Police put up scores of roadblocks across northeast Spain today in hopes of capturing a fugitive suspect from the 12-member Islamic extremist cell that staged two vehicle attacks and plotted much deadlier carnage using explosives favoured by Islamic State militants.
Complicating the manhunt, though, was the fact that police have so far been unable to officially identify who exactly is at large.
While police have identified the 12 members of the cell, three people remain unaccounted for: two believed killed when the house where the plot was being hatched exploded Wednesday, and a suspected fugitive, Catalan police official Josep Lluis Trapero told reporters today.
Trapero declined to confirm that Younes Abouyaaquoub, a 22-year-old Moroccan, was the one at large and the suspected driver of the van that plowed down Barcelona's Las Ramblas promenade Thursday, killing 13 people and injuring 120.
Another attack hours later killed one person and injured others in seaside town of Cambrils.
"We are working in that line," Trapero said. But he added: "We don't know where he is."
Another police official did confirm that three vans tied to the investigation were rented with Abouyaaquoub's credit card: The one used in the Las Ramblas carnage, another found in the northeastern town of Ripoll, where all the main attack suspects lived, and a third found in Vic, on the road between the two.
Police believe the cell members had planned to fill the vans with explosives and create a massive attack in the Catalan capital. Trapero confirmed that more than 100 tanks of butane gas were found at the Alcanar house that exploded, as well as ingredients of the explosive TATP, which was used by the Islamic State group in attacks in Paris and Brussels.
"Our thesis is that the group had planned one or more attacks with explosives in the city of Barcelona," he said. That plot was foiled, however, when the house in Alcanar blew up Wednesday night.
The investigation is also focusing on a missing imam, Abdelbaki Es Satty, who police think could have died in the Alcanar explosion. Trapero confirmed the imam was part of the investigation but said police had no solid evidence that he was responsible for radicalising the young men in the cell. Es Satty in June abruptly quit working at a mosque in Ripoll and has not been seen since.
His former mosque denounced the deadly attacks and weeping relatives marched into a Ripoll square on Saturday, tearfully denying any knowledge of the radical plans of their sons and brothers. Abouyaaquoub's mother said his younger brother Hussein has also disappeared, as has the younger brother of one of five radicals shot dead Friday by police during the Cambrils attack.

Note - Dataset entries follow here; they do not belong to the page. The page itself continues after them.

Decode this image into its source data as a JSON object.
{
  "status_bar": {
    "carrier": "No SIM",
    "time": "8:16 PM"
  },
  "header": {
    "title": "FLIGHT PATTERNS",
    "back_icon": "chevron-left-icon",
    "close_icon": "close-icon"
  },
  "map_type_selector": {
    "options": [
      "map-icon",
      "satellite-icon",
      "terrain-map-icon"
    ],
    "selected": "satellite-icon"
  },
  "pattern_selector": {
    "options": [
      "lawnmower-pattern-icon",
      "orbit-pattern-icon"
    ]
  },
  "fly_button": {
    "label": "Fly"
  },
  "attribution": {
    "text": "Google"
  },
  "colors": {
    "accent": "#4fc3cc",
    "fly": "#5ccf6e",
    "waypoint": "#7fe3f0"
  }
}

Everyone so far known in the cell grew up in Ripoll, a town in the Catalan foothills 100 kilometers (62 miles) north of Barcelona. Spanish police searched nine homes in Ripoll, including Es Satty's, and set up roadblocks. French police carried out extra border checks on people coming in from Spain.
Neighbours, family and the mayor of Ripoll said they were shocked by news of the alleged involvement of the young men, whom all described as integrated Spanish and Catalan speakers.